Foxconn, for instance, has said that it cannot comment on ‘specific production practices’. “As a matter of policy and for reasons of commercial sensitivity, we do not comment on our specific production practices,” the company said in a statement to The Verge. Even so, the possibility of the recent Coronavirus outbreak affecting the production timelines and sales margins cannot be discounted.

The situation poses a particular risk for Apple, which depends on Foxconn and another Taiwanese manufacturer, Pegatron, for manufacturing its iPhones. Almost all iPhone models are manufactured at Foxconn’s Hon Hai Precision Industry Co subsidiary in Zhengzhou and by Pegatron, which has manufacturing units near Shanghai, Bloomberg reported. Though these cities are at least 500 kms away from the epicentre of the outbreak, even a small disruption is likely to have a ripple effect on Apple’s supply chain.

Apart from Apple, Foxconn’s China-based manufacturing plants also produce Echo smart speakers and Kindle e-readers for Amazon and personal computers for companies like HP among others. Given the present situation, a similar production delay is expected in case of other companies and gadgets as well.

Foxconn, however, has said that it’s not expecting the Coronavirus outbreak to affect any of its manufacturing obligations and that the company has measures in place to ensure that it meets “all its global manufacturing obligations”.

But even so, it wouldn’t be far fetched to say that production delays and a crunch in the availability of devices in the market is expected.

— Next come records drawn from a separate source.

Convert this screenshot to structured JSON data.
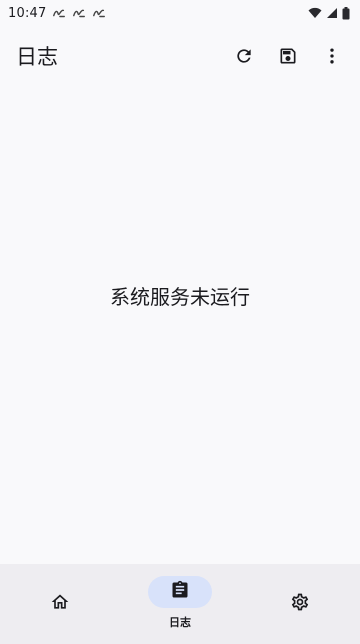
{
  "status_bar": {
    "time": "10:47",
    "notification_icons": [
      "notification-icon",
      "notification-icon",
      "notification-icon"
    ],
    "icons": [
      "wifi-icon",
      "signal-icon",
      "battery-icon"
    ]
  },
  "app_bar": {
    "title": "日志",
    "actions": [
      "refresh-icon",
      "save-icon",
      "more-vert-icon"
    ]
  },
  "main": {
    "empty_message": "系统服务未运行"
  },
  "bottom_nav": {
    "items": [
      {
        "id": "home",
        "icon": "home-icon",
        "label": "",
        "active": false
      },
      {
        "id": "logs",
        "icon": "clipboard-icon",
        "label": "日志",
        "active": true
      },
      {
        "id": "settings",
        "icon": "gear-icon",
        "label": "",
        "active": false
      }
    ]
  },
  "colors": {
    "background": "#f9f9fb",
    "nav_background": "#eeedf1",
    "active_pill": "#d8e2fa",
    "text": "#1b1b1f"
  }
}
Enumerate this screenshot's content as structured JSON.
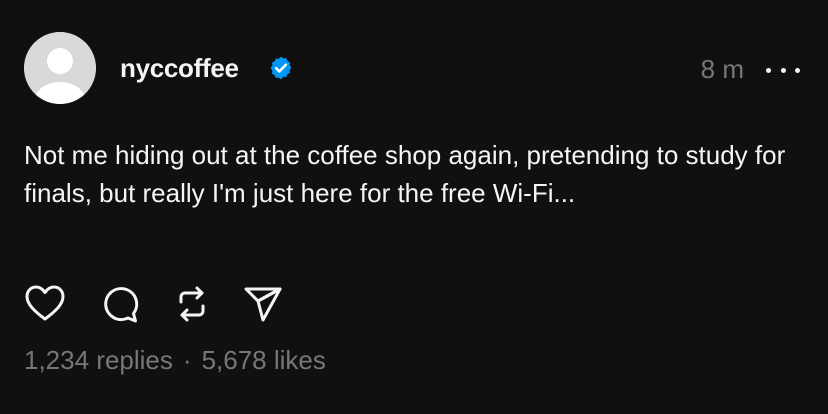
{
  "post": {
    "username": "nyccoffee",
    "time": "8 m",
    "text": "Not me hiding out at the coffee shop again, pretending to study for finals, but really I'm just here for the free Wi-Fi...",
    "replies": "1,234 replies",
    "separator": "·",
    "likes": "5,678 likes"
  },
  "icons": {
    "avatar": "default-avatar-icon",
    "verified": "verified-badge-icon",
    "more": "more-dots-icon",
    "like": "heart-icon",
    "reply": "comment-icon",
    "repost": "repost-icon",
    "share": "send-icon"
  },
  "colors": {
    "background": "#101010",
    "text": "#f3f5f7",
    "muted": "#777777",
    "verified": "#0095f6"
  }
}
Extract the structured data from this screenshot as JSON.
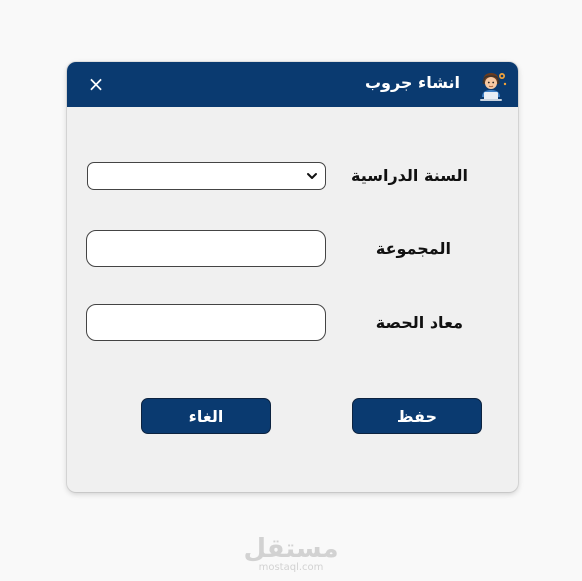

Apart from production delays, revenue of these tech companies is also likely to be impacted by the virus outbreak. Apple, while announcing its quarterly revenue for Q1 2020, said that the company witnessed a double-digit growth in markets like China without revealing the exact numbers. That margin is likely to be reduced in Q2 2020. “While our sales within the Wuhan area itself are small, retail traffic has also been impacted outside of this area, across the country in the last few days,” Apple CEO Tim Cook said in a statement while announcing that it was closing one of its retail stores in China.

All other tech companies are expected to be hit by a similar trend. While a few days of low production and sales should not immensely pull down yearly revenue predictions, at this point in time there is no knowing how long the viral outbreak is going to be a threat and also, how far will it spread.